*Study material*.
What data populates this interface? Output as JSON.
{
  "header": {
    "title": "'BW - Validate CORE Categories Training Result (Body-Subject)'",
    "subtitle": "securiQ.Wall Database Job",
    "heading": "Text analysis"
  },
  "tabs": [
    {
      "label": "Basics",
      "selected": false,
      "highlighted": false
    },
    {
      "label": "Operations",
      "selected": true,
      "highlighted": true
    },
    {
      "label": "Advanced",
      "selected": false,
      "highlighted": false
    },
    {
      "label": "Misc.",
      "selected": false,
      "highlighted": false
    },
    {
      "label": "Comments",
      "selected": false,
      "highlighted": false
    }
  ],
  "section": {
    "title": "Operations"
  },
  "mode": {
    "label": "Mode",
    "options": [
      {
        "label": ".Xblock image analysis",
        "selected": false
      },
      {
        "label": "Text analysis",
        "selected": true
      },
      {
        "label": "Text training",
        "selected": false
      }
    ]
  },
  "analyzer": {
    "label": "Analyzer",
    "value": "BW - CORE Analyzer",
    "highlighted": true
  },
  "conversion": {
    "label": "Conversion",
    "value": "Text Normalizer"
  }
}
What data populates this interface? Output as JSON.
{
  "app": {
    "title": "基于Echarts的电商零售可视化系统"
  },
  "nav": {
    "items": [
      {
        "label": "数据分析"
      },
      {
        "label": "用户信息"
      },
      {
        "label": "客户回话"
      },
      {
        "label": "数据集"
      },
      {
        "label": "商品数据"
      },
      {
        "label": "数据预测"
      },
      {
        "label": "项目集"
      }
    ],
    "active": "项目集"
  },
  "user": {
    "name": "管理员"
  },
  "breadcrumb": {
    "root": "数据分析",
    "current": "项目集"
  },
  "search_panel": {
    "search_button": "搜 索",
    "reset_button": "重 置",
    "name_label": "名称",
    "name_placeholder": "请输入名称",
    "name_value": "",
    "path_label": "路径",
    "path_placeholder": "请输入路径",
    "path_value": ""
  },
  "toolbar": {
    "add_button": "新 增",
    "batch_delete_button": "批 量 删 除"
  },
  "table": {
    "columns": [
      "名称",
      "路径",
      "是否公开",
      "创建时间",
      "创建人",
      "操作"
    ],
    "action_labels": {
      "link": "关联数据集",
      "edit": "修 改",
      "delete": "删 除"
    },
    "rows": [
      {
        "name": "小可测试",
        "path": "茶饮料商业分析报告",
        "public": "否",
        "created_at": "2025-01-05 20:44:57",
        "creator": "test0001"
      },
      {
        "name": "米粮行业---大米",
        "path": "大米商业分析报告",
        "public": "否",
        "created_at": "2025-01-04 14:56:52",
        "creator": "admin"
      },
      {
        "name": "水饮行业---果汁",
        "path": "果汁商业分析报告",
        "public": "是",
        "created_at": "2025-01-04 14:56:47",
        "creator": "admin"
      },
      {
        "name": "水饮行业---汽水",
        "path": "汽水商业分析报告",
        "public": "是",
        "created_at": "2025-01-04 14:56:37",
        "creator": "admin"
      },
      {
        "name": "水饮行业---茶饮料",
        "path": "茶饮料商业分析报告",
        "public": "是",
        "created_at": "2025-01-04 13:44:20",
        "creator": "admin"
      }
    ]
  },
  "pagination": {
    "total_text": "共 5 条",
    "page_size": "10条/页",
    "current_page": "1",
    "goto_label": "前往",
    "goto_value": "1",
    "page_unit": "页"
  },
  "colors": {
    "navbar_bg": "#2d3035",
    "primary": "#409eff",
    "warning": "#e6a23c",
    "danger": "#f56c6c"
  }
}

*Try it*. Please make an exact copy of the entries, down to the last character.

*Written solution*.
What data populates this interface? Output as JSON.
{
  "header": {
    "title": "'BW - Validate CORE Categories Training Result (Body-Subject)'",
    "subtitle": "securiQ.Wall Database Job",
    "heading": "Text analysis"
  },
  "tabs": [
    {
      "label": "Basics",
      "selected": false,
      "highlighted": false
    },
    {
      "label": "Operations",
      "selected": true,
      "highlighted": true
    },
    {
      "label": "Advanced",
      "selected": false,
      "highlighted": false
    },
    {
      "label": "Misc.",
      "selected": false,
      "highlighted": false
    },
    {
      "label": "Comments",
      "selected": false,
      "highlighted": false
    }
  ],
  "section": {
    "title": "Operations"
  },
  "mode": {
    "label": "Mode",
    "options": [
      {
        "label": ".Xblock image analysis",
        "selected": false
      },
      {
        "label": "Text analysis",
        "selected": true
      },
      {
        "label": "Text training",
        "selected": false
      }
    ]
  },
  "analyzer": {
    "label": "Analyzer",
    "value": "BW - CORE Analyzer",
    "highlighted": true
  },
  "conversion": {
    "label": "Conversion",
    "value": "Text Normalizer"
  }
}
What data populates this interface? Output as JSON.
{
  "app": {
    "title": "基于Echarts的电商零售可视化系统"
  },
  "nav": {
    "items": [
      {
        "label": "数据分析"
      },
      {
        "label": "用户信息"
      },
      {
        "label": "客户回话"
      },
      {
        "label": "数据集"
      },
      {
        "label": "商品数据"
      },
      {
        "label": "数据预测"
      },
      {
        "label": "项目集"
      }
    ],
    "active": "项目集"
  },
  "user": {
    "name": "管理员"
  },
  "breadcrumb": {
    "root": "数据分析",
    "current": "项目集"
  },
  "search_panel": {
    "search_button": "搜 索",
    "reset_button": "重 置",
    "name_label": "名称",
    "name_placeholder": "请输入名称",
    "name_value": "",
    "path_label": "路径",
    "path_placeholder": "请输入路径",
    "path_value": ""
  },
  "toolbar": {
    "add_button": "新 增",
    "batch_delete_button": "批 量 删 除"
  },
  "table": {
    "columns": [
      "名称",
      "路径",
      "是否公开",
      "创建时间",
      "创建人",
      "操作"
    ],
    "action_labels": {
      "link": "关联数据集",
      "edit": "修 改",
      "delete": "删 除"
    },
    "rows": [
      {
        "name": "小可测试",
        "path": "茶饮料商业分析报告",
        "public": "否",
        "created_at": "2025-01-05 20:44:57",
        "creator": "test0001"
      },
      {
        "name": "米粮行业---大米",
        "path": "大米商业分析报告",
        "public": "否",
        "created_at": "2025-01-04 14:56:52",
        "creator": "admin"
      },
      {
        "name": "水饮行业---果汁",
        "path": "果汁商业分析报告",
        "public": "是",
        "created_at": "2025-01-04 14:56:47",
        "creator": "admin"
      },
      {
        "name": "水饮行业---汽水",
        "path": "汽水商业分析报告",
        "public": "是",
        "created_at": "2025-01-04 14:56:37",
        "creator": "admin"
      },
      {
        "name": "水饮行业---茶饮料",
        "path": "茶饮料商业分析报告",
        "public": "是",
        "created_at": "2025-01-04 13:44:20",
        "creator": "admin"
      }
    ]
  },
  "pagination": {
    "total_text": "共 5 条",
    "page_size": "10条/页",
    "current_page": "1",
    "goto_label": "前往",
    "goto_value": "1",
    "page_unit": "页"
  },
  "colors": {
    "navbar_bg": "#2d3035",
    "primary": "#409eff",
    "warning": "#e6a23c",
    "danger": "#f56c6c"
  }
}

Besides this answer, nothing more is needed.